TORONTO - Methinks it was 1995 when we first used the words “apathy” and “Blue Jays” in the same sentence.
And we used it in 2000, again in 2009 and probably could have used it many more seasons.
The words did not go together Monday as the three wise men — president Paul Beeston, general manager Alex Anthopoulos and manager John Farrell — sat atop the Jays dugout, along with MC Buck Martinez, at the eighth annual state of the union address at Rogers Centre.
Roughly 800 season-ticket holders showed passion, concern, knowledge, anger and frustration over an off-season which saw the Jays pass on Prince Fielder and bid on but not gain the services of Japanese free agent Yu Darvish.
The Jays said they would not go past their self-imposed limit of five years. Fielder signed for nine years with the Detroit Tigers.
There were great questions and dopey questions. In other words, it was like a daily Farrell press briefing.

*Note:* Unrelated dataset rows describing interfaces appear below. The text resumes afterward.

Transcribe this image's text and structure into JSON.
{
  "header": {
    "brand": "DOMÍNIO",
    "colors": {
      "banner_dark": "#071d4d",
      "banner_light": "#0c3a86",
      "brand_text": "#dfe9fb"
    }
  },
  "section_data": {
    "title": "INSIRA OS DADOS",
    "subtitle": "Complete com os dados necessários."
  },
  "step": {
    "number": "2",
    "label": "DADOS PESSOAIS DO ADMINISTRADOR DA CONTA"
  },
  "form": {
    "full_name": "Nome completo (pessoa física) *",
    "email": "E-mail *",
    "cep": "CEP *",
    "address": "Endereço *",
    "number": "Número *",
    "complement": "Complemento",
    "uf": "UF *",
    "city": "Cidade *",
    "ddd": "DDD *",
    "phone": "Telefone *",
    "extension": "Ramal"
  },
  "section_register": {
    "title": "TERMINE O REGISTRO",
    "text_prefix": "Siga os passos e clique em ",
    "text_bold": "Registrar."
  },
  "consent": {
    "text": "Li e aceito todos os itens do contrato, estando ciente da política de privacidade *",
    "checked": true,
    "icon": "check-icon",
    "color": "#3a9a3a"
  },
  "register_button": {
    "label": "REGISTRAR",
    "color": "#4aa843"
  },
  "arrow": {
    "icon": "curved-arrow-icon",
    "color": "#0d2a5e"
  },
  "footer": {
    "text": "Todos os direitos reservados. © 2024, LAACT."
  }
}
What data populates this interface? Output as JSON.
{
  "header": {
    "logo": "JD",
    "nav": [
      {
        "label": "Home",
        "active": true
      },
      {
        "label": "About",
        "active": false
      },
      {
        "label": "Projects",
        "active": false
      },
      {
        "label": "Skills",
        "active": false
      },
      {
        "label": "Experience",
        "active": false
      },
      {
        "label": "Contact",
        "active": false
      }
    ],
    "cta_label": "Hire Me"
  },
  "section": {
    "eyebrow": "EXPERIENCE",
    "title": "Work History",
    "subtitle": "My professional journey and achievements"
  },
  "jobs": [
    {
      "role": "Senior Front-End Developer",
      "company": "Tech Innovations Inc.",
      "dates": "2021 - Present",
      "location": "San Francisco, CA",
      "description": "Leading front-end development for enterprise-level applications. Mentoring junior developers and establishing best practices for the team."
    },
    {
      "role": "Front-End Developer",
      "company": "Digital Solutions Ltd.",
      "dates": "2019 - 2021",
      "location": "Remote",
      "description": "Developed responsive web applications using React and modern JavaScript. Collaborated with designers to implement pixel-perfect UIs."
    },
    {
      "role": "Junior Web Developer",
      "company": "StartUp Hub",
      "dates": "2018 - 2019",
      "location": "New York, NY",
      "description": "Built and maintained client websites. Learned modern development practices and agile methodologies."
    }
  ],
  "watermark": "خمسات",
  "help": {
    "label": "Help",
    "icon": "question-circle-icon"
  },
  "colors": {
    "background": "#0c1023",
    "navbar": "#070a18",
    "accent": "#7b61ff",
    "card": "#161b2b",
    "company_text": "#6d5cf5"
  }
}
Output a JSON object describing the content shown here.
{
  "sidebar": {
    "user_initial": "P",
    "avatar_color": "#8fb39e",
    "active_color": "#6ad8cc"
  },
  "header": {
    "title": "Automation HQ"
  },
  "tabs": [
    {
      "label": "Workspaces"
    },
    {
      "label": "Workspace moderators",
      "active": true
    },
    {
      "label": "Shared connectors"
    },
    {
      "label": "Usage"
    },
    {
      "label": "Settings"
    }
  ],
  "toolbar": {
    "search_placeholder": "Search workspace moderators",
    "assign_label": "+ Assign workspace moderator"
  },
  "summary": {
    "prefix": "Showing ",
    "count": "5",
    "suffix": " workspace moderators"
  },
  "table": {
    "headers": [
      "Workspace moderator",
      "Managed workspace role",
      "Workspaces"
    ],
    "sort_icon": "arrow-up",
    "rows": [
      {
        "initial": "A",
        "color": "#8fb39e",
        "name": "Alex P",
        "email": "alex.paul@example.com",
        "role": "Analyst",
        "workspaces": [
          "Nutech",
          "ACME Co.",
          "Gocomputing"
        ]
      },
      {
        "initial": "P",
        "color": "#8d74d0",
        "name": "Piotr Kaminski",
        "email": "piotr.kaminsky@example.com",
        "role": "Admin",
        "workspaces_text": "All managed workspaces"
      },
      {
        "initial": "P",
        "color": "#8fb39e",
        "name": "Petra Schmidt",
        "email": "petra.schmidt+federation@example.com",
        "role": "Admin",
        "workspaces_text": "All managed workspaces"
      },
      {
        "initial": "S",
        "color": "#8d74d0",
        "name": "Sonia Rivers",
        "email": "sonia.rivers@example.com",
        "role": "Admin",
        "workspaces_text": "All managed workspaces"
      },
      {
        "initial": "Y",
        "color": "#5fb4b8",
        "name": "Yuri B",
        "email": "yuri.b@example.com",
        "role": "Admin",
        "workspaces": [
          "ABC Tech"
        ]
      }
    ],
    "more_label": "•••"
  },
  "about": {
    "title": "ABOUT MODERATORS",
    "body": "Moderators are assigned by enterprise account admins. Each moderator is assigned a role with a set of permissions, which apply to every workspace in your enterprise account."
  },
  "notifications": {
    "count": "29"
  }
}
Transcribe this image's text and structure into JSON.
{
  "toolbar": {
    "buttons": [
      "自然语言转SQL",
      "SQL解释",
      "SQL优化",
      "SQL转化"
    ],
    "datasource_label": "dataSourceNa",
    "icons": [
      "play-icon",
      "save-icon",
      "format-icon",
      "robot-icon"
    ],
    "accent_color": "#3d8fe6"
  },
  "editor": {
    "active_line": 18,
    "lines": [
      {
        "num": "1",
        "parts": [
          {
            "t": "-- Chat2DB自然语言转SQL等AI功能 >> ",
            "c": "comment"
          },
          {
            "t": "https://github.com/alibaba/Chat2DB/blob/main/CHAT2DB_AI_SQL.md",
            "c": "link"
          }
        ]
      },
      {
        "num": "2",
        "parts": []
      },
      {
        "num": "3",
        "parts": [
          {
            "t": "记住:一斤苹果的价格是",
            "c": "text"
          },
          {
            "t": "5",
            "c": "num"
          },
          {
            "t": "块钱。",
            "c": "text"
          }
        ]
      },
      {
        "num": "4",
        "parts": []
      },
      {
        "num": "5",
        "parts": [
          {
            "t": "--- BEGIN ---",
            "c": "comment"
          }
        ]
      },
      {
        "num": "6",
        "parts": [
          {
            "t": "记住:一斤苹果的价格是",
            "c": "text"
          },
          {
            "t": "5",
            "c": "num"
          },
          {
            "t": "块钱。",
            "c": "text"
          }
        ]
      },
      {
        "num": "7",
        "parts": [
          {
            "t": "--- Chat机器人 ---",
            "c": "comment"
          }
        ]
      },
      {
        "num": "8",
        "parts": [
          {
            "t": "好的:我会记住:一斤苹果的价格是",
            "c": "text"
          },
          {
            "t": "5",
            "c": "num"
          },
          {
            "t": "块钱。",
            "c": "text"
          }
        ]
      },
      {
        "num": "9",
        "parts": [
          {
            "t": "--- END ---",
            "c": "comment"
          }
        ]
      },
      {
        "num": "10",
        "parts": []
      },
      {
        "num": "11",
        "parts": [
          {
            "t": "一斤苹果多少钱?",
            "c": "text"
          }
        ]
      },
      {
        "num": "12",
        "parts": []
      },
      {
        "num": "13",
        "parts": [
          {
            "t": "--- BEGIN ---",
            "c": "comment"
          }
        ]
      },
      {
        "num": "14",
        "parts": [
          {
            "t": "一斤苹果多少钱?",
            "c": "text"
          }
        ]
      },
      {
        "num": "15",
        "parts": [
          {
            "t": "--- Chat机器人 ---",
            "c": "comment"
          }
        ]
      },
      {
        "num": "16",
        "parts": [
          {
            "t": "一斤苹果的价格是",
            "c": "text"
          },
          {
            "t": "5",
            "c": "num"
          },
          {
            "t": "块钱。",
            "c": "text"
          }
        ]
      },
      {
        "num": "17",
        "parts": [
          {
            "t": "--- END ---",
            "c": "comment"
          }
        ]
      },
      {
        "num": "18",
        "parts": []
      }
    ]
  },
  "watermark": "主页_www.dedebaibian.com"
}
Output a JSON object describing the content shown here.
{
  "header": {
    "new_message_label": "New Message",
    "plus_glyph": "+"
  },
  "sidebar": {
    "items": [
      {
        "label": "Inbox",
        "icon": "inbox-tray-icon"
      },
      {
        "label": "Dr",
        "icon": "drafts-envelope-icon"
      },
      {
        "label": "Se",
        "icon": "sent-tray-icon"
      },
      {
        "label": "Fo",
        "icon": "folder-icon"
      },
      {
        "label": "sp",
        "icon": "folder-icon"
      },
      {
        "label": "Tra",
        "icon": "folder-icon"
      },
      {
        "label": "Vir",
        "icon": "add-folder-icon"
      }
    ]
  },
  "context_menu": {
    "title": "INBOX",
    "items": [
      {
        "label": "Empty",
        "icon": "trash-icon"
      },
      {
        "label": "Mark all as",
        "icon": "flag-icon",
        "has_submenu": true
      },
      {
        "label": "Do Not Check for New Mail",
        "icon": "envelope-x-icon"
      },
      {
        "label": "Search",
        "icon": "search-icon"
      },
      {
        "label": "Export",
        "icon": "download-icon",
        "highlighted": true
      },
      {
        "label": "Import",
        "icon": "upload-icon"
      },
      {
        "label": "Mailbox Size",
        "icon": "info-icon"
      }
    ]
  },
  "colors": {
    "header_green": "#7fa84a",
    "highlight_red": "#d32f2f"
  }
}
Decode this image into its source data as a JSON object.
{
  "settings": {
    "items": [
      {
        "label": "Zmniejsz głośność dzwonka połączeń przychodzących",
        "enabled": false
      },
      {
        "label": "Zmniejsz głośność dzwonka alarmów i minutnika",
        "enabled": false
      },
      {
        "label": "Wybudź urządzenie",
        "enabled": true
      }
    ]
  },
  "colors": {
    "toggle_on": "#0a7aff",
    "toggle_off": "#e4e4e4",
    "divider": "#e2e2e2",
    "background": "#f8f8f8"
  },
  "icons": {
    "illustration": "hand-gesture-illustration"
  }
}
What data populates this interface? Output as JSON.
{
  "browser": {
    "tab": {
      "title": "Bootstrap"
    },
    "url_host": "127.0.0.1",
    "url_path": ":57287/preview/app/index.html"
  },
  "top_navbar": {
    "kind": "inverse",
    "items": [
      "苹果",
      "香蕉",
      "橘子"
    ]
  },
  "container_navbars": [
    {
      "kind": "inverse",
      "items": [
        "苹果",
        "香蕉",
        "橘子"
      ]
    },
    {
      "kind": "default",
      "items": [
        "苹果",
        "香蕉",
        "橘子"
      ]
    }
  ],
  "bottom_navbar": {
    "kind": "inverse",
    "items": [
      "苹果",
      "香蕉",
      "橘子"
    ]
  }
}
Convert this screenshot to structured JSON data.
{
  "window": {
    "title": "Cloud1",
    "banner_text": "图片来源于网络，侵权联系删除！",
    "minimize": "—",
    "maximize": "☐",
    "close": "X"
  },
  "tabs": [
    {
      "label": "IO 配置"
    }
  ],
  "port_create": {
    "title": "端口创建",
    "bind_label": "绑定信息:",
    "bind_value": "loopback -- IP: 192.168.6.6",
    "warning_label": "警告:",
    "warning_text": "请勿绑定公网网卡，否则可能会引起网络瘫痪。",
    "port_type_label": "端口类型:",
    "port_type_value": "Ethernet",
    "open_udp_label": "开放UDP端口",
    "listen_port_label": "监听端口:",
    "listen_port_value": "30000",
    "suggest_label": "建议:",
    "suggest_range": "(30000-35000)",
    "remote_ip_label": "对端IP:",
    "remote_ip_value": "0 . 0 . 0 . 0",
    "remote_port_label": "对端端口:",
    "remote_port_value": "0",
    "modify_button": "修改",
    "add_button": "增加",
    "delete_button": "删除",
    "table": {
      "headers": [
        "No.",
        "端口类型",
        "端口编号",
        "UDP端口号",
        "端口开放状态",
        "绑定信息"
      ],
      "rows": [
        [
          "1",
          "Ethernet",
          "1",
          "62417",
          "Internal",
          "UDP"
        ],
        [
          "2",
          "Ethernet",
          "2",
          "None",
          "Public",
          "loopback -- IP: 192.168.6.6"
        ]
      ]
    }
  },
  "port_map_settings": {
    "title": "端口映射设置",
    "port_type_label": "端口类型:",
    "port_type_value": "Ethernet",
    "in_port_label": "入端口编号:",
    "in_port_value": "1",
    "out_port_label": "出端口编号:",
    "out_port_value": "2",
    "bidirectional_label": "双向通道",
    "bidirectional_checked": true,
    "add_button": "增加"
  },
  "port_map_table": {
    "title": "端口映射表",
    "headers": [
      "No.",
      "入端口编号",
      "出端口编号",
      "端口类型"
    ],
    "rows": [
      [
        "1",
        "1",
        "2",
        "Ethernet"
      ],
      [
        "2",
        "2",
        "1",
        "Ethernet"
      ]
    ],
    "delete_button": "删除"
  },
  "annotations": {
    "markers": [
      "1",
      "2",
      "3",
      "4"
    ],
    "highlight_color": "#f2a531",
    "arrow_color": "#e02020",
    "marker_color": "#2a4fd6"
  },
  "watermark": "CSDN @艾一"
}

The difference was the paying customers were asking the questions.
“I wish they’d spend some more money,” said Grant Moore, former Allan Cup winner with the Orillia Terriers and a season-ticket holder since 1977.
Moore’s ideal night at the ball park? “The outcome is in doubt until the last pitch and then the Jays win. I don’t like 10-0 games either way. I wonder if they can get free agents to come here,” Moore asked.
When the questioning started — “my passion turned to anger ... I’m not sure I’ll be back ... Carlos Beltran, two years at $12 million, come on, we can’t beat that?” — Anthopoulos said he offered more cash and more years to two free agents and they went elsewhere.
One obviously was Beltran.
“Sometimes players, no matter the money, don’t want to play on turf, change leagues or DH,” Anthopoulos said.
Beeston’s reply to, “the turf behind you is a patchwork, eyesore, why not bring in real grass?” was to explain how grass has been brought into the Rogers Centre for soccer events and was being considered for Jays games. When the SkyDome opened, it was a controversy but being a multi-purpose facility, turf was the only option.
More answers to newsworthy questions:
• Beeston said that the Jays could in post-season play five years from now and then later altered it to twice within the next five years.
• Farrell, after a fan said he, “feels like he’s watching a winner watching Lawrie or Anthopoulos, but John I’ll give you another year,” replied, “We empathize with the frustration and the push back. I’ve been called worse on my way to the mound.”
• Anthopoulos, on whether he gave up too much pitching to obtain centre fielder Colby Rasmus: “We gave up Marc Rzepczynski and Zach Stewart, who are under control, everyone else is a free agent. We looked at this year’s market, saw Coco Crisp was the best and did not want to rush Anthony Gose.”
• Anthopoulos, on his club “sailing in a sea of mediocrity” replied, “We had trade options but we were not going to trade Lawrie or Henderson Alvarez and four others.”
• Beeston, on whether his successor was seated upon the dugout, said, “It’s not my choice, but it’s easy to recognize talent.” Did he mean former manager Martinez?
• Anthopoulos, on why the Jays did not have more Canadian prospects: “We have Marcus Knecht and Michael Crouse who should be at class-A Dunedin this season and we drafted Tom Robson, the first Canadian selected last June. (Scout) Jamie Lehman does an excellent job.”
Knecht is from Toronto, Crouse from Port Moody, B.C. and Robson from Ladner, B.C.
• Farrell, on who will be this spring’s Lawrie: “Maybe Drew Hutchison, Travis d’Arnaud, Deck McGuire or Gose.”
• Reliever Tom Henke’s name is being considered as the next name to be added to the Level of Excellence.
• Beeston said a change in inter-league games is being discussed where the home AL team plays under NL rules, while NL home teams would use the DH.
“Look, if you have a question,” Beeston said. “Phone me ... or e-mail Alex.”
With the passion on display Monday, the GM’s inbox should be full by noon.